◆ YOUR TASK
Each entry should be set down again verbatim, with the images omitted.

Interface dataset entries

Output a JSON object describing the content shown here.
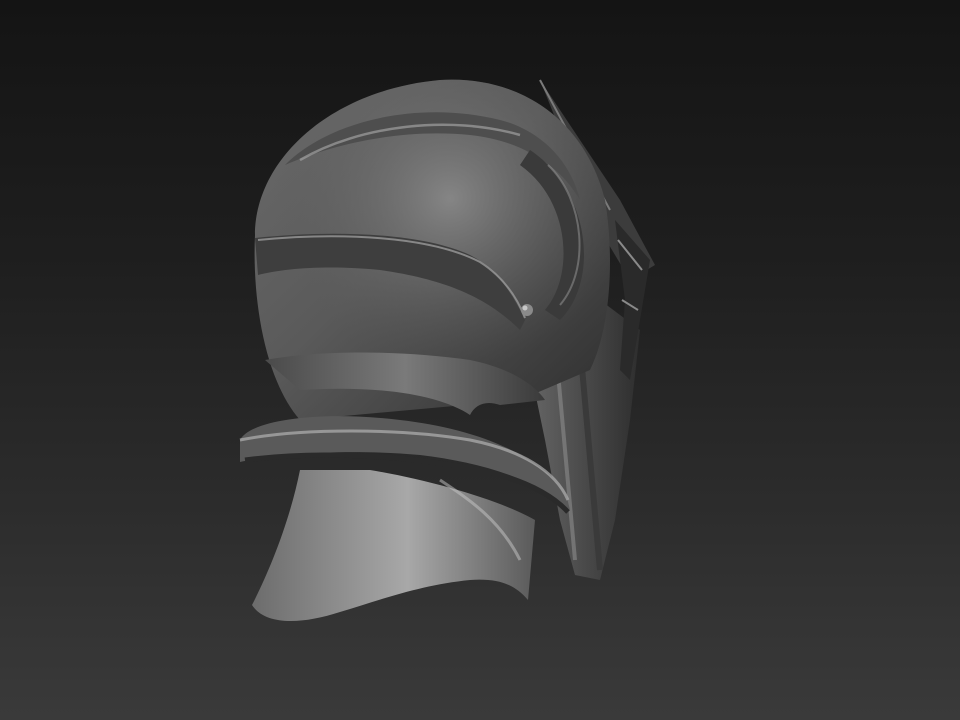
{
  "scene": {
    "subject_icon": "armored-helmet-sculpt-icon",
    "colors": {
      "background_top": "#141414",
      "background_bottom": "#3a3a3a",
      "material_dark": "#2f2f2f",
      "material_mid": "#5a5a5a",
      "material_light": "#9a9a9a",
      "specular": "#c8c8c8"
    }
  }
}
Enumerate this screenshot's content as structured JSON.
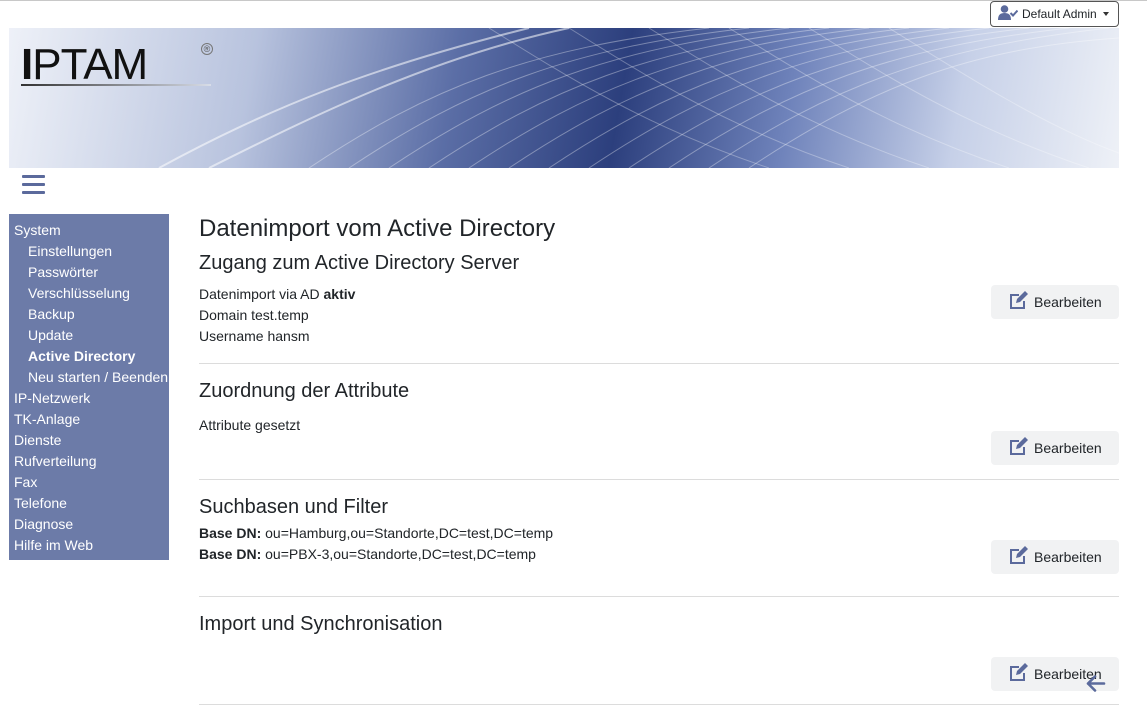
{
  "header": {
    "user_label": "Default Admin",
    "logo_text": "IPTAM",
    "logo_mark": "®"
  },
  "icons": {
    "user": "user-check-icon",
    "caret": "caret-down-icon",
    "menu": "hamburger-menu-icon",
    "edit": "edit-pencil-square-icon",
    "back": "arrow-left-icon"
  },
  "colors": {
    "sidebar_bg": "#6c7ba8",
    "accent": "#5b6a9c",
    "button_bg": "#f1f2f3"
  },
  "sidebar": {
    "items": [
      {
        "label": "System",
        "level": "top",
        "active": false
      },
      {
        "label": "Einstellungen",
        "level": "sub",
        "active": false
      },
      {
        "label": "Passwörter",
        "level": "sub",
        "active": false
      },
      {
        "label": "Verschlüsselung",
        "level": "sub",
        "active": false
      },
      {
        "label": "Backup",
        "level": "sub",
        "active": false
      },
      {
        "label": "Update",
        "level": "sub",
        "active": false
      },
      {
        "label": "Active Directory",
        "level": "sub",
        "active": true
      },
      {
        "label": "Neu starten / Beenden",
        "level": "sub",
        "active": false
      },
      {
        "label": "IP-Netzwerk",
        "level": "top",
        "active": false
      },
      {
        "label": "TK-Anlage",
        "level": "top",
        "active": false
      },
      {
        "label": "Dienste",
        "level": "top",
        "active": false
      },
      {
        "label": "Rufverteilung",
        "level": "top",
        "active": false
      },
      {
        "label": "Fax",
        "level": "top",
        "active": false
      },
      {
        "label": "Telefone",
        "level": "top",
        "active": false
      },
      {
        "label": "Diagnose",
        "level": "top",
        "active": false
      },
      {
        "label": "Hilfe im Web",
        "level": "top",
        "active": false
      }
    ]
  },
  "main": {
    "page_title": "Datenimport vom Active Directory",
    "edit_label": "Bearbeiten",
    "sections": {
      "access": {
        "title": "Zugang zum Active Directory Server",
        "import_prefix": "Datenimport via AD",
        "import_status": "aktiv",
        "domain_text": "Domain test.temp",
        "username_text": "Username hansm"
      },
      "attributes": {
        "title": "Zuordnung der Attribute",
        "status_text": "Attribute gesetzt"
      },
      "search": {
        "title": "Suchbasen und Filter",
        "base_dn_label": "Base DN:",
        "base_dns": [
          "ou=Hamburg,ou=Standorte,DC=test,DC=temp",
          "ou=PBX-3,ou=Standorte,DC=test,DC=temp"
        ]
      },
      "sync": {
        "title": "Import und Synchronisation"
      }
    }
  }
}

◆ EXERCISE SOLUTION
Output a JSON object describing the content shown here.
{
  "scene": {
    "subject_icon": "armored-helmet-sculpt-icon",
    "colors": {
      "background_top": "#141414",
      "background_bottom": "#3a3a3a",
      "material_dark": "#2f2f2f",
      "material_mid": "#5a5a5a",
      "material_light": "#9a9a9a",
      "specular": "#c8c8c8"
    }
  }
}
Enumerate this screenshot's content as structured JSON.
{
  "header": {
    "user_label": "Default Admin",
    "logo_text": "IPTAM",
    "logo_mark": "®"
  },
  "icons": {
    "user": "user-check-icon",
    "caret": "caret-down-icon",
    "menu": "hamburger-menu-icon",
    "edit": "edit-pencil-square-icon",
    "back": "arrow-left-icon"
  },
  "colors": {
    "sidebar_bg": "#6c7ba8",
    "accent": "#5b6a9c",
    "button_bg": "#f1f2f3"
  },
  "sidebar": {
    "items": [
      {
        "label": "System",
        "level": "top",
        "active": false
      },
      {
        "label": "Einstellungen",
        "level": "sub",
        "active": false
      },
      {
        "label": "Passwörter",
        "level": "sub",
        "active": false
      },
      {
        "label": "Verschlüsselung",
        "level": "sub",
        "active": false
      },
      {
        "label": "Backup",
        "level": "sub",
        "active": false
      },
      {
        "label": "Update",
        "level": "sub",
        "active": false
      },
      {
        "label": "Active Directory",
        "level": "sub",
        "active": true
      },
      {
        "label": "Neu starten / Beenden",
        "level": "sub",
        "active": false
      },
      {
        "label": "IP-Netzwerk",
        "level": "top",
        "active": false
      },
      {
        "label": "TK-Anlage",
        "level": "top",
        "active": false
      },
      {
        "label": "Dienste",
        "level": "top",
        "active": false
      },
      {
        "label": "Rufverteilung",
        "level": "top",
        "active": false
      },
      {
        "label": "Fax",
        "level": "top",
        "active": false
      },
      {
        "label": "Telefone",
        "level": "top",
        "active": false
      },
      {
        "label": "Diagnose",
        "level": "top",
        "active": false
      },
      {
        "label": "Hilfe im Web",
        "level": "top",
        "active": false
      }
    ]
  },
  "main": {
    "page_title": "Datenimport vom Active Directory",
    "edit_label": "Bearbeiten",
    "sections": {
      "access": {
        "title": "Zugang zum Active Directory Server",
        "import_prefix": "Datenimport via AD",
        "import_status": "aktiv",
        "domain_text": "Domain test.temp",
        "username_text": "Username hansm"
      },
      "attributes": {
        "title": "Zuordnung der Attribute",
        "status_text": "Attribute gesetzt"
      },
      "search": {
        "title": "Suchbasen und Filter",
        "base_dn_label": "Base DN:",
        "base_dns": [
          "ou=Hamburg,ou=Standorte,DC=test,DC=temp",
          "ou=PBX-3,ou=Standorte,DC=test,DC=temp"
        ]
      },
      "sync": {
        "title": "Import und Synchronisation"
      }
    }
  }
}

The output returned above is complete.